Morocco and Spain have a complicated relationship, from the origins of the political enigma that is the Western Sahara to the long held, but often disputed, Spanish enclaves of Ceuta and Melilla. But with the North African kingdom suffering a public relations nosedive following terror attacks in late 2018, help has come through a significant increase in security cooperation with Spain and Portugal, along with other European nations.
The African Lion military exercises in Morocco this past March saw army personnel from the US, Canada, Tunisia, Senegal and Spain join their Moroccan counterparts in land and air exercises designed to bolster cooperation, support, and tactical understanding between Europe, Africa and the Americas. The fact that the African Lion took place in Morocco is significant, as the kingdom looks to boost the profile of its security capabilities after two Danish female tourists were brutally murdered in the Atlas Mountains region by a terrorist cell last December.
In April, the Spanish Secretary of State for Defence, Angel Olivares Ramirez, visited Rabat as head of a delegation, to meet with his Moroccan counterpart and discuss increased security cooperation between the two nations. Agenda priorities were comprised of ongoing efforts to curb illegal migration and human trafficking, and included discussions about special forces and maritime capabilities, as well as increasing cyber security collaboration.
Spain and France are the two main European suppliers of defence technology to Morocco, who also purchases large amounts of US hardware. The kingdom is expected to increase defence spending to over 3.5 billion euros by 2022.
Intelligence sharing between Spain and Morocco has increased significantly over the past decades, particularly following deadly terror attacks in Madrid in 2004, and in Barcelona and Cambrils in 2017. Shortly after the visit of the Spanish delegation, a joint counter-terrorist operation led to the capture of a jihadist in Seville, who was believed to have been coordinating an attack in the city to coincide with its Easter festivities.
This past July, the Moroccan Navy underwent training exercises with EUROMARFOR, a European Maritime force comprising of vessels from France, Italy, Portugal and Spain. Moored at Casablanca Naval Base, the ships participated in several training drills in the scope of maritime interdiction operations (counter-narcotics), search and rescue operations, diving, force protection against asymmetric and terrorist threats, medical assistance, and emergency response capabilities.
Allied to its increasing cooperation with Spain and other EU nations, Portugal has also reached out to Morocco to help the country expand its naval capabilities, particularly in terms of developing a submarine fleet. In July, the Moroccan Defence Minister, Abdellatif Loudiyi, visited his Portuguese counterpart João Gomes Cravinho in Lisbon to discuss their common Atlantic border, the ongoing battle to stem illegal migration, and security and terrorism concerns. As part of the bilateral relationship, Moroccan officers will deploy on Portuguese submarines for training exercises.
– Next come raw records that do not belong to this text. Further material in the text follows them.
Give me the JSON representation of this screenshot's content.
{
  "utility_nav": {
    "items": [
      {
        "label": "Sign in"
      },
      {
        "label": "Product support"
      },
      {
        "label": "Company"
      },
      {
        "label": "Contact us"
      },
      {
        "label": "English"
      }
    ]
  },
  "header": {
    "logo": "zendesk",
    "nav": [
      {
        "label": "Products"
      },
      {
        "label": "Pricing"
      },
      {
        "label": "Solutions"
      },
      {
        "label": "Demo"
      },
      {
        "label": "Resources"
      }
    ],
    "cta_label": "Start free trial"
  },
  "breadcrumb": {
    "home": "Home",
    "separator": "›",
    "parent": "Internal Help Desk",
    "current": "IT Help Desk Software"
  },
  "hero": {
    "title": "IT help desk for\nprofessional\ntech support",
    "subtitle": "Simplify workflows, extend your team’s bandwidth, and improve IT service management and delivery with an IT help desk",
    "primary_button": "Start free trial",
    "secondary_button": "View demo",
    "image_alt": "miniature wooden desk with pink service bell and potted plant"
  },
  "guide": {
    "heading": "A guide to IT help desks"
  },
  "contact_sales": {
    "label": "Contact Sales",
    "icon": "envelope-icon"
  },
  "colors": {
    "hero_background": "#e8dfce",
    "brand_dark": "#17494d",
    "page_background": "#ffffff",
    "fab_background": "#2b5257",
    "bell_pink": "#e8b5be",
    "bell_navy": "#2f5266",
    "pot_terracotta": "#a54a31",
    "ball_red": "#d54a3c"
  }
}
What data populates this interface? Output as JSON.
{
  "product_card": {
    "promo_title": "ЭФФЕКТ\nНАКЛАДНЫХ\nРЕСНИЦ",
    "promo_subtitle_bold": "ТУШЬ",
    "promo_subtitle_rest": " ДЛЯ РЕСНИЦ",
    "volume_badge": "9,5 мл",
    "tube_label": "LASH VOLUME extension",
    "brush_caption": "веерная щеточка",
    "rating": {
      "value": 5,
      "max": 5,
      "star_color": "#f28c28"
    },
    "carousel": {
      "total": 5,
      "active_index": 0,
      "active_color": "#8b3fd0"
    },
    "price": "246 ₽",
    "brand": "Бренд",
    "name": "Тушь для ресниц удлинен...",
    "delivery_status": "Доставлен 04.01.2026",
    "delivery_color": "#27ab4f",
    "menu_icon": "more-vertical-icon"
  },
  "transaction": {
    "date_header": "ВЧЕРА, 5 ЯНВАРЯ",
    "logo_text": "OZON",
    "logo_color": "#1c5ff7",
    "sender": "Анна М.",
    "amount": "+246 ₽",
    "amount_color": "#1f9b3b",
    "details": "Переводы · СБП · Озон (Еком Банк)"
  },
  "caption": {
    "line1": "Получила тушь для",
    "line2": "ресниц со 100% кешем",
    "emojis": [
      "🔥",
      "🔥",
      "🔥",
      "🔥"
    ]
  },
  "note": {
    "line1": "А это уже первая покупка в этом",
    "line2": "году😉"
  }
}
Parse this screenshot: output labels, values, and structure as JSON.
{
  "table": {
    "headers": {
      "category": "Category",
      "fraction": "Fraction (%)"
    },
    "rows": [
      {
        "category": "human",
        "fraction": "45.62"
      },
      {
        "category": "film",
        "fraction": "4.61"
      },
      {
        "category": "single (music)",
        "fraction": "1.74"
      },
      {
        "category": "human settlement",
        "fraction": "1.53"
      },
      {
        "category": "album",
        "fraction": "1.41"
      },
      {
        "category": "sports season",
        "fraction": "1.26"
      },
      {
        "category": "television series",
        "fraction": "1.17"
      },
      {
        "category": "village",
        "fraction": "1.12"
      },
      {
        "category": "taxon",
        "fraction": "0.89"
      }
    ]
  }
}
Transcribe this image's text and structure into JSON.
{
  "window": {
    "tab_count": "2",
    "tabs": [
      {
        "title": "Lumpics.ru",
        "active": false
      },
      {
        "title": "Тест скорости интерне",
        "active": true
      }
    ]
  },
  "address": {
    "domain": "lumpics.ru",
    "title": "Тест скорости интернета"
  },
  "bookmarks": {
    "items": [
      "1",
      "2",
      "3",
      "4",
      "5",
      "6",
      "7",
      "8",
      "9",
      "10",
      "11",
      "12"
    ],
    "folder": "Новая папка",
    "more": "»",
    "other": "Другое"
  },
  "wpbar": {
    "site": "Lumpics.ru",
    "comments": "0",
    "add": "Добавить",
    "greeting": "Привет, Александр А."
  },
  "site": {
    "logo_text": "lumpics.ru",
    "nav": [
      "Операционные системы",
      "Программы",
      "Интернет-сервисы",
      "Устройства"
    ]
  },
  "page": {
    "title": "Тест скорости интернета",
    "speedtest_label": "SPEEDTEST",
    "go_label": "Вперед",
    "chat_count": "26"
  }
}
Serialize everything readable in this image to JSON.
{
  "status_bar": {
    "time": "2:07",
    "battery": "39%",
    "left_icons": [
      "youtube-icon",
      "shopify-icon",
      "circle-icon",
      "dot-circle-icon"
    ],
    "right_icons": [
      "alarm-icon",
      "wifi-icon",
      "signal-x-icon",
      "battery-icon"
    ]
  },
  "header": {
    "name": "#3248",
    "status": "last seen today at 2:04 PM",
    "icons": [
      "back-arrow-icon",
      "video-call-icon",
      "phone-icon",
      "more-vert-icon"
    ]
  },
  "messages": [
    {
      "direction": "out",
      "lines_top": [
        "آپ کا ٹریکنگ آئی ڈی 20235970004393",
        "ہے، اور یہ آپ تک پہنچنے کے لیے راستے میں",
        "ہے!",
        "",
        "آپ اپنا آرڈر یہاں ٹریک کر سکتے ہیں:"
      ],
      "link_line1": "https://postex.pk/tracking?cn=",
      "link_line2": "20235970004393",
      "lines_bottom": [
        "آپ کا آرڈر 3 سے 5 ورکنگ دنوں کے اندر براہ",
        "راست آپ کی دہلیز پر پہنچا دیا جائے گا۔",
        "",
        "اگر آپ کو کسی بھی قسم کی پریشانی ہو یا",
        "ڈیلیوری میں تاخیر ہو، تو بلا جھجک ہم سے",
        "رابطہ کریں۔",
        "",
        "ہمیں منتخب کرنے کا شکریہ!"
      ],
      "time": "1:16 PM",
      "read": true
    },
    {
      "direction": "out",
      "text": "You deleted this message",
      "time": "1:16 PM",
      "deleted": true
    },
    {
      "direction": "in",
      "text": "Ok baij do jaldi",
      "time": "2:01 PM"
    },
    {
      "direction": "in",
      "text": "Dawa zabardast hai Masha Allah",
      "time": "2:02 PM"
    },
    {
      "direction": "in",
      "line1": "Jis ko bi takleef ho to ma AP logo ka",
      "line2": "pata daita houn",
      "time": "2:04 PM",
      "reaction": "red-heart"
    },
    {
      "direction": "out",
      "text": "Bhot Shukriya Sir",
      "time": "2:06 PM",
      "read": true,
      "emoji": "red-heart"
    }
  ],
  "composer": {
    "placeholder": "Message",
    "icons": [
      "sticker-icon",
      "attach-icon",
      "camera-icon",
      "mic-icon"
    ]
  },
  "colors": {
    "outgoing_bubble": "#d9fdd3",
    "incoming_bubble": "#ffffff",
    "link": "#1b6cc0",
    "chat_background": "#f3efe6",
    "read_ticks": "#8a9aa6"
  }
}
“Morocco is in the process of procuring submarines and therefore needs to have knowledge about how the navies and submarines of neighbouring countries and friends operate”, said Cravinho.
With regard to Spain, the often fraught relationship between the two countries has improved considerably in the 21st century, a fact noted by Spanish Prime Minister Pedro Sanchez. Writing in El Pais newspaper on the 20th coronation anniversary of Moroccan King Mohammed VI, the Prime Minister noted that “Spain sees Morocco as a friendly country and a strategic partner of the highest order, with whom we share progress, prosperity and security”, adding that “we are working to consolidate stability in the Western Mediterranean.”
Relations between the two nations have been tense in the past, primarily due to Spain’s possession of the enclaves of Ceuta and Melilla. However, with Ceuta the site of a 2018 incursion by desperate illegal migrants which led to a much criticised response by Spanish authorities, Madrid has decided to make moves to scale back security around the two autonomous cities.
According to reports, the Spanish Ministry of the Interior will spend 32.7 million euros on the improvement of the infrastructure and security systems at the border crossings of Ceuta and Melilla. The plans include changing surveillance cameras, implementing a facial recognition system, and removing barbed wire fortifications from around the two towns, in a bid to modernise border infrastructure. Notably, there has been a significant reduction in the amount of illegal migration through the two enclaves, which has dropped from 1,028 in 2018, to only 226 in 2019 to date.